- **WORK ITEM**
Pull every line that includes the word "content" out of the data below and copy it.

- **GIVEN ENTRIES**
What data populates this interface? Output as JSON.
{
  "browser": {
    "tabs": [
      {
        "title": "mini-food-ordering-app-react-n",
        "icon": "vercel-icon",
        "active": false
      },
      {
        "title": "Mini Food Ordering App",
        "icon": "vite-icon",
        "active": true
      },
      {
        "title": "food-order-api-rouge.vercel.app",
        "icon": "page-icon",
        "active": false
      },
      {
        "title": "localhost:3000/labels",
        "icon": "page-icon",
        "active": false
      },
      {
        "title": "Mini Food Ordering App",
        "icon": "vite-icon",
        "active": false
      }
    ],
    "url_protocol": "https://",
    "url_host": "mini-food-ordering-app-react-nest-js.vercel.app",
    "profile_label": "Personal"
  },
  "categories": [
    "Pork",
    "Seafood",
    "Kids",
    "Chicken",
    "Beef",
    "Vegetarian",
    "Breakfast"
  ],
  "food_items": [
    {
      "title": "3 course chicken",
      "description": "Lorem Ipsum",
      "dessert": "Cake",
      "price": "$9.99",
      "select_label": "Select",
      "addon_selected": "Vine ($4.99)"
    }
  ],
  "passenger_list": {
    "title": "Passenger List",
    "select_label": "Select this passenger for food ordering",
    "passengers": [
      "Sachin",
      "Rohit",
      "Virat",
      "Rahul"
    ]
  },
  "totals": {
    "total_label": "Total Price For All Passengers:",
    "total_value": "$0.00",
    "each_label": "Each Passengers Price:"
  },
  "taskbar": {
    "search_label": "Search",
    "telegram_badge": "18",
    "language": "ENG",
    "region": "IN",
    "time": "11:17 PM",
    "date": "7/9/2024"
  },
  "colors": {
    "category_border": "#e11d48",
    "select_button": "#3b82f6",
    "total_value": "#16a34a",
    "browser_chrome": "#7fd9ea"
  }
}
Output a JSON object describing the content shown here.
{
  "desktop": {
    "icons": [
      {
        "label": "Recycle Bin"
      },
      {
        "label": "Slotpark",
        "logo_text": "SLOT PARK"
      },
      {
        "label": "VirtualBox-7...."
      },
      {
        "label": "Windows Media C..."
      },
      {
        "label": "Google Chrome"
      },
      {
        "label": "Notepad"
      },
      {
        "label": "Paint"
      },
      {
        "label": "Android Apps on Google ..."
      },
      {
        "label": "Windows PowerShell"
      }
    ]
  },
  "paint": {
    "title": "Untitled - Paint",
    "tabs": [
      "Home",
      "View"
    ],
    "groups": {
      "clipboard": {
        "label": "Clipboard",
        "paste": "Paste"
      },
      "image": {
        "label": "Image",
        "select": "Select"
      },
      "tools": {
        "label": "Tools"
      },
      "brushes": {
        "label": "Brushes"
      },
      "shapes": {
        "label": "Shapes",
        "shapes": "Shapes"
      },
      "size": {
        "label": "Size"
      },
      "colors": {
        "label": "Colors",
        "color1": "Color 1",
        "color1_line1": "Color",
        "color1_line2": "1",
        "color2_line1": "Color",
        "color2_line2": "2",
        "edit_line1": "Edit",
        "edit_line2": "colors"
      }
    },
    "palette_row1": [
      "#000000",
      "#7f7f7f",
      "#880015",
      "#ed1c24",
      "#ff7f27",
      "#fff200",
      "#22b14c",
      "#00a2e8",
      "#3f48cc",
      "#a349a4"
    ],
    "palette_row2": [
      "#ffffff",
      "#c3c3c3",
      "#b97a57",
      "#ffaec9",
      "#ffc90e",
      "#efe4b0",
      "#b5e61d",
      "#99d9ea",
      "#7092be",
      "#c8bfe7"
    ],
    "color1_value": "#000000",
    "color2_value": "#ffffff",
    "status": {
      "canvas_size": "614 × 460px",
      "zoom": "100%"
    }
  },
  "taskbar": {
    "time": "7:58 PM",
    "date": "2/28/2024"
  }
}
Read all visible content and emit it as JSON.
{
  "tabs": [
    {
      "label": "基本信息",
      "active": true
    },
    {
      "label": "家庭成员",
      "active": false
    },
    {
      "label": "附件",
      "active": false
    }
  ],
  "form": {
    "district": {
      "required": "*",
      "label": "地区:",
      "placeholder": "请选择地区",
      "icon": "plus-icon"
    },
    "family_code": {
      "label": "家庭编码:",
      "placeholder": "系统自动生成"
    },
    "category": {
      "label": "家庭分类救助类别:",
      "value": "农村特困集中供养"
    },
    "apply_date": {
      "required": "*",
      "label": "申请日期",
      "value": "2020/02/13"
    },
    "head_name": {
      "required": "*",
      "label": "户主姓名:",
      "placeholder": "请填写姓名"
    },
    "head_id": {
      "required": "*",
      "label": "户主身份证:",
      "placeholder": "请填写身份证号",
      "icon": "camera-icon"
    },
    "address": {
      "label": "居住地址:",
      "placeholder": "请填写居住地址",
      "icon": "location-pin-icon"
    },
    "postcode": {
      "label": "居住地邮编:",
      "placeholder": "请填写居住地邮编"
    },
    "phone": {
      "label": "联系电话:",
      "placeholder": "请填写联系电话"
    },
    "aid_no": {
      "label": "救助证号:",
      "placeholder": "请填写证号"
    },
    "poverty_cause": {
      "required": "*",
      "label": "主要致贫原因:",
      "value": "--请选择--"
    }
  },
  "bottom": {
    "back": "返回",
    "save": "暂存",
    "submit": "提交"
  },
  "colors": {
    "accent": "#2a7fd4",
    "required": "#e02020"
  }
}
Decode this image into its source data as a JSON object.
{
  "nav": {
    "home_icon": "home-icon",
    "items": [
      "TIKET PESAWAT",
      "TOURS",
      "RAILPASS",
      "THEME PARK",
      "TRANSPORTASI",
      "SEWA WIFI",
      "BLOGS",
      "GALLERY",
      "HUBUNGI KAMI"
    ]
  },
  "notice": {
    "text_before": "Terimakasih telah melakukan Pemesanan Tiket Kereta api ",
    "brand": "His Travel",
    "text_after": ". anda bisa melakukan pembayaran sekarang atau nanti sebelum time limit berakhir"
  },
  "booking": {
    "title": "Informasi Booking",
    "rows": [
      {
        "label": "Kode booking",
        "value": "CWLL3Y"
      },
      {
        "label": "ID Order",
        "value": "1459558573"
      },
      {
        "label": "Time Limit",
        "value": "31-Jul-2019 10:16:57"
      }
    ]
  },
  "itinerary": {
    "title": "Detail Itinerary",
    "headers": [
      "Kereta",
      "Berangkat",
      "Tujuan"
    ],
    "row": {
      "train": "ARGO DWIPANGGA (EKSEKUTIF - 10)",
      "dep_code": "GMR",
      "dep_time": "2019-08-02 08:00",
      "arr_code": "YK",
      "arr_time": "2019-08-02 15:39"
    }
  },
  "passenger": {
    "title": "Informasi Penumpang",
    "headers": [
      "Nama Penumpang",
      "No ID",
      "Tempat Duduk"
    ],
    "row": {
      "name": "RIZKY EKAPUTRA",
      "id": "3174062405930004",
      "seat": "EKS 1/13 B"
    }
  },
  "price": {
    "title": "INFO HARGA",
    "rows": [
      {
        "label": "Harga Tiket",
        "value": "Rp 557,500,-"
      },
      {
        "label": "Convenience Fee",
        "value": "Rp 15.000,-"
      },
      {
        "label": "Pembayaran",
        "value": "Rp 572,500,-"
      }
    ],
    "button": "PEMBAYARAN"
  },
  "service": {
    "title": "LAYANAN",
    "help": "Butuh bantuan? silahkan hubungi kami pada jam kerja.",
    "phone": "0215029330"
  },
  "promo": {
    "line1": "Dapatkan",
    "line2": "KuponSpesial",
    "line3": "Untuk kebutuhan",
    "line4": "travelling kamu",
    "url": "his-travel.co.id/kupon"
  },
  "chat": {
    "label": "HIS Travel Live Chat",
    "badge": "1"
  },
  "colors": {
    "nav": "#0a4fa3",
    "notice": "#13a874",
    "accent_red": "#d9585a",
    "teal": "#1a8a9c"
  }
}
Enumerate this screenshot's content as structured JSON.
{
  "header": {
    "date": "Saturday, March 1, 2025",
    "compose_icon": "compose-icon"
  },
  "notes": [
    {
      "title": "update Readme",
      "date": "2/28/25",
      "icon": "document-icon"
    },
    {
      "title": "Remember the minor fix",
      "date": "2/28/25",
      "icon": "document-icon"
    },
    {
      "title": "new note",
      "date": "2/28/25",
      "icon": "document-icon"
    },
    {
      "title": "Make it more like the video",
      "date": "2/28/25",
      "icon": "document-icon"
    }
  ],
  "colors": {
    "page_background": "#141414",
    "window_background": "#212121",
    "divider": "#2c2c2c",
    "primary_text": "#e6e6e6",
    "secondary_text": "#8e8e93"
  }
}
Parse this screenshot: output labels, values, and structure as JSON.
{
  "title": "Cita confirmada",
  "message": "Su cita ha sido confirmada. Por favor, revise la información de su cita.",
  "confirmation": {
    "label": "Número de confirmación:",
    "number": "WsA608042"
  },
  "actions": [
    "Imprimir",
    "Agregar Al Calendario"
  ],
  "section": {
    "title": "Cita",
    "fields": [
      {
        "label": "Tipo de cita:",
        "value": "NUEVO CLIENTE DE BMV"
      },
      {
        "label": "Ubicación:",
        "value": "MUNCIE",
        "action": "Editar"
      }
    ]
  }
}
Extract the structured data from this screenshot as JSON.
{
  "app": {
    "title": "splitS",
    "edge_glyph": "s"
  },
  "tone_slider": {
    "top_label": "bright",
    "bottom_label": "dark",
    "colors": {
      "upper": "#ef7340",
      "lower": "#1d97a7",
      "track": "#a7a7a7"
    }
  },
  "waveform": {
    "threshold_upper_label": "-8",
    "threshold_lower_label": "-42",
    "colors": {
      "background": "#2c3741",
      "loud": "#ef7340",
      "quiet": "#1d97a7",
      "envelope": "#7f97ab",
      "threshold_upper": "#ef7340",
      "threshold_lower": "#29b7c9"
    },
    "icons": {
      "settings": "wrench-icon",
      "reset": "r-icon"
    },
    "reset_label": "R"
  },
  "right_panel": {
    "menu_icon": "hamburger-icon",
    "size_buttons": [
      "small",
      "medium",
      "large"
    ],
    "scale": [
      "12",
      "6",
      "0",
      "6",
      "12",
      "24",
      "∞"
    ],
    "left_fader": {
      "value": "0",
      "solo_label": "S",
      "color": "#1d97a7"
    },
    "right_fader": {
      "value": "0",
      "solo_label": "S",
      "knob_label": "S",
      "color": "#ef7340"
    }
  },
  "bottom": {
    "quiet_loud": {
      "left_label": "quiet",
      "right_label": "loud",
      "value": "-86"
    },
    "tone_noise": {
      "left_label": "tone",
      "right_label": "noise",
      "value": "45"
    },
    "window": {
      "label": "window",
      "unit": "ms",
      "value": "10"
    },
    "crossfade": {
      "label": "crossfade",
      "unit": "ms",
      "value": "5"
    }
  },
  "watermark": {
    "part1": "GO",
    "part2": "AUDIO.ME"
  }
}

- **WRITTEN ANSWER**
Output a JSON object describing the content shown here.
Read all visible content and emit it as JSON.
Enumerate this screenshot's content as structured JSON.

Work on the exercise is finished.